Anton explained that two flu vaccines are available, one which is grown in an egg base and one which is grown in a cell base.
“The cell one actually does better; it stays closer to the virus that’s circulating than the one in egg,” Anton said. “But unfortunately, the one that was grown in egg is the one that’s more common.
“It’s still the same strain that’s in there, but it makes an adaptation that makes it a little further away,” Anton continued. “So, what they are saying is that the vaccine can lessen the severity of your symptoms if you do end up getting the flu even after getting vaccinated.”
According to Anton, the H1N1 and Type B strains of flu are becoming more commonly reported.
“They believe the effectiveness against those strains is going to be better,” she said. “You know, you just don’t know which strain of flu is going to come your way. The best option is to just go ahead and get that flu vaccine.”
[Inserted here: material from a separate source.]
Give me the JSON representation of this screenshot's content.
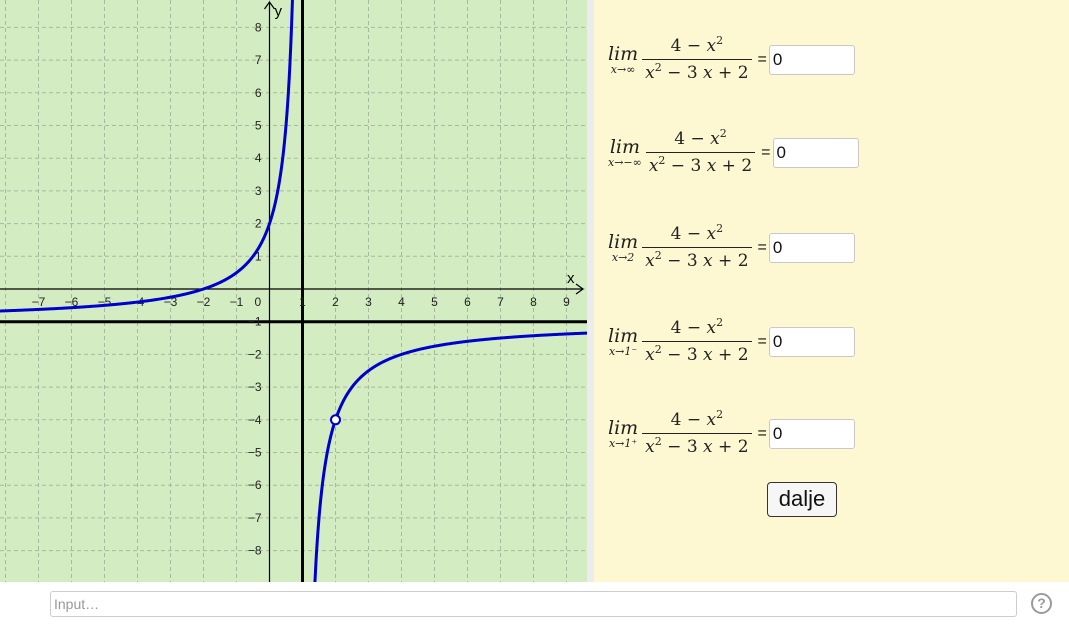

According to information provided by the CDC, flu season typically begins in October or November, with peak activity occurring from December to February and activity continuing as late as May. The CDC estimates that throughout the past seven years, between 9.2 million and 35.6 million illnesses have been attributed to the flu each year in the U.S.
Symptoms typically include cough, fatigue, fever, headaches, muscle or body aches, runny or stuffy nose and sore throat. Some people may also experience diarrhea and vomiting, although this occurs more commonly in children than in adults.
Individuals who develop the flu usually recover within less than two weeks, but some people may develop complications such as bronchitis, ear infections, pneumonia and sinus infections. Young children, adults of or over the age of 65 and pregnant women are most likely to experience such complications. Individuals with preexisting medical conditions such as asthma and congestive heart failure may see a worsening of these conditions during the time they are affected by the flu.
Healthcare providers typically diagnose the flu by obtaining swabs from either the back of the throat or the inside of the nose. Depending on the type of test conducted, results may be available in as little as 10 minutes. The flu is typically treated with prescription antiviral medications.
For more information on the flu, please visit www.cdc.gov/flu.
Sarah Naron may be reached via email at [email protected]